It is easy to think of this show as safe, wholesome entertainment, and there is certainly nothing to offend. Bombeck’s wit was sharp enough to keep the material from being banal, and the authors carefully cherry-pick her observations to shape a biographical narrative that moves with a light touch even as it reaches themes of melancholy and mortality. For all of the funny business, there are several passages that recognize the challenge and work of marriage and parenting and, in one particularly bracing moment, Bombeck bravely confronts a pending surgery by staring at her naked body in a mirror. It is worth noting that the incidence of breast cancer for women rose dramatically in Bombeck’s lifetime.

As Bombeck, Jennifer Poliskie bares no flesh in playing that scene, but she captures the fear and anguish with great certainty. After the early moments of chirpy, comedic observations shot across the stage like a champion archer, the transitions to the more somber moments are so well-judged in their observation and so fluidly executed that we must count Ms. Poliskie’s performance a tour de force. If your expectation for this show was to encounter a superficial comedy, the script and this performance both deliver more than that.

All the more remarkable since the play is a one-act clocking in at just over 60 minutes, but the writers don’t waste words and cover a lot of ground with great economy. I feel certain that Erma would approve.

The production design is smart in capturing the period, but it is also relatively spare because Jennifer Poliskie is the show. The lighting (by Brad Murphy) also does subtle work, and all of it reflects the good taste and intelligence that are always found in J.R. Stuart’s work as a director. As the audience departed the space afterward, he could be heard to describe Erma Bombeck: At Wit’s End as a “sweet” show. Far be it for me to argue with Mr. Stuart, but in his and Ms. Poliskie’s hands, it is much more. Lesser talents would have undoubtedly found the easy laughs but perhaps fumbled the pathos in ham-handed fashion.
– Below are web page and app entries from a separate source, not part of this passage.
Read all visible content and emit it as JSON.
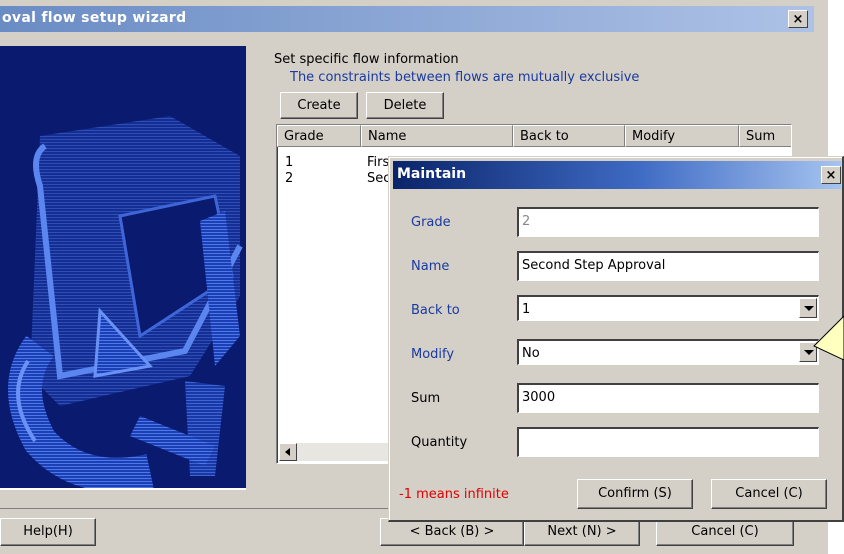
{
  "wizard": {
    "title": "oval flow setup wizard",
    "close_label": "×",
    "heading": "Set specific flow information",
    "subheading": "The constraints between flows are mutually exclusive",
    "create_label": "Create",
    "delete_label": "Delete",
    "columns": [
      "Grade",
      "Name",
      "Back to",
      "Modify",
      "Sum"
    ],
    "rows": [
      {
        "grade": "1",
        "name": "Firs"
      },
      {
        "grade": "2",
        "name": "Sec"
      }
    ],
    "help_label": "Help(H)",
    "back_label": "< Back (B) >",
    "next_label": "Next (N) >",
    "cancel_label": "Cancel (C)"
  },
  "dialog": {
    "title": "Maintain",
    "close_label": "×",
    "grade_label": "Grade",
    "grade_value": "2",
    "name_label": "Name",
    "name_value": "Second Step Approval",
    "backto_label": "Back to",
    "backto_value": "1",
    "modify_label": "Modify",
    "modify_value": "No",
    "sum_label": "Sum",
    "sum_value": "3000",
    "quantity_label": "Quantity",
    "quantity_value": "",
    "hint": "-1 means infinite",
    "confirm_label": "Confirm (S)",
    "cancel_label": "Cancel (C)"
  },
  "colors": {
    "titlebar_start": "#6a8cc4",
    "titlebar_end": "#aec2e6",
    "dialog_titlebar": "#0a246a",
    "illustration_bg": "#0b1f7a",
    "hint": "#e00000",
    "label_blue": "#1a3a9e",
    "callout": "#ffffc0"
  }
}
This show doesn’t miss a laugh, yet it is the delicacy with which it handles the rest that will resonate.  

Erma Bombeck: At Wit’s End

July 25-30 @ 8:00pm.

For reservations call/text (502) 380-6569.
Tickets are $10 cash/check at the door.
All proceeds benefit St. Marks Soup Kitchen.

Stage on Spring at St Marks UCC
222 E Spring St
New Albany, Indiana 47150


Keith Waits is a native of Louisville who works at Louisville Visual Art during the days, including being the host of LVA’s Artebella On The Radio on WXOX 97.1 FM / ARTxFM.com, but spends most of his evenings indulging his taste for theatre, music and visual arts. His work has appeared in Pure Uncut Candy, TheatreLouisville, and Louisville Mojo. He is now Managing Editor for Arts-Louisville.com.